Record excerpts below:
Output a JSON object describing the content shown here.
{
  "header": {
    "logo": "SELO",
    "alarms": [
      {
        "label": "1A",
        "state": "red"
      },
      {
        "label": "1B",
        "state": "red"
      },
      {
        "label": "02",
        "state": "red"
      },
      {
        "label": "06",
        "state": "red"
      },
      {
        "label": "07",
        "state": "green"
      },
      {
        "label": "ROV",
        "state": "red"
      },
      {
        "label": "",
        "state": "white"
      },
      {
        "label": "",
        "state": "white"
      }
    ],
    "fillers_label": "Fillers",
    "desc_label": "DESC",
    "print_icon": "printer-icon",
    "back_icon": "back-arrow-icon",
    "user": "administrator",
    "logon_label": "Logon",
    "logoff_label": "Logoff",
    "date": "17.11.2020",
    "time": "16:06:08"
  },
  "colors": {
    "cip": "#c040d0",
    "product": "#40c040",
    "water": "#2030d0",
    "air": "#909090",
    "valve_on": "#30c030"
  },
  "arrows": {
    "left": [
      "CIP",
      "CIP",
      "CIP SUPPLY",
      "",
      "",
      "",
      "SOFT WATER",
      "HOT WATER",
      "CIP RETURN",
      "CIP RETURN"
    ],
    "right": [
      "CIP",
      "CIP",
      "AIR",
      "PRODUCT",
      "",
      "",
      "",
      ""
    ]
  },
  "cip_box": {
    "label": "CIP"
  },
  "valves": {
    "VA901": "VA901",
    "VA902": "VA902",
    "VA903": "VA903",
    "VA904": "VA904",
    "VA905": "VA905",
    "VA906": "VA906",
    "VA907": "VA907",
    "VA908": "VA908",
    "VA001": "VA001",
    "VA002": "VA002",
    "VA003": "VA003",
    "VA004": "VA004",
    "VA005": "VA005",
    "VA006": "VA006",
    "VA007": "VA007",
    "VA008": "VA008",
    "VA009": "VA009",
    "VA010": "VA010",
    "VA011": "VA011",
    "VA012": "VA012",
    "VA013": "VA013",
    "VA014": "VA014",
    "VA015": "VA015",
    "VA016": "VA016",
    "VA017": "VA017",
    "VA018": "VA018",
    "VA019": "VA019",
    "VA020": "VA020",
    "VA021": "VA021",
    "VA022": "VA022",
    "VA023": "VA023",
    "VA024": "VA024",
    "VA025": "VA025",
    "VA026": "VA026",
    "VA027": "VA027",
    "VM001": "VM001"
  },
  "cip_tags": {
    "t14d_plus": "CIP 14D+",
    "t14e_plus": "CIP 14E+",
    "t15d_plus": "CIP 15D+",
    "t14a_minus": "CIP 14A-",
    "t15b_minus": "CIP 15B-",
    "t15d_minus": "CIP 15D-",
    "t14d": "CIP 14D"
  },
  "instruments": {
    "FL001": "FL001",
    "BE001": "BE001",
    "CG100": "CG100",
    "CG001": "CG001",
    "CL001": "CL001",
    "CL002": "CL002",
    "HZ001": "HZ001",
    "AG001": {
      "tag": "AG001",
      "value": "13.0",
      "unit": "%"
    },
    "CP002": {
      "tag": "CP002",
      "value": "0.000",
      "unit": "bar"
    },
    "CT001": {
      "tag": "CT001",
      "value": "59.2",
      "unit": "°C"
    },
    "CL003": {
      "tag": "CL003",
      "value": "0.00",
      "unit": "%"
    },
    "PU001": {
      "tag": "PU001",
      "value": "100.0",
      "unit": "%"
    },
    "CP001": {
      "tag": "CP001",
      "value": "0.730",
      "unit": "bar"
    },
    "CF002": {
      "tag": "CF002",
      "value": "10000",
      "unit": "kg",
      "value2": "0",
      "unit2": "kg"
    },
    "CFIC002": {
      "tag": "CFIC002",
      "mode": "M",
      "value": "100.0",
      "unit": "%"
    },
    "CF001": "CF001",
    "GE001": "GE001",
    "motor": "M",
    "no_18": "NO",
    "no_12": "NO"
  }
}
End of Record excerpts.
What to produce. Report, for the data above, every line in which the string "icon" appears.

Response for this exercise.
    "print_icon": "printer-icon",
    "back_icon": "back-arrow-icon",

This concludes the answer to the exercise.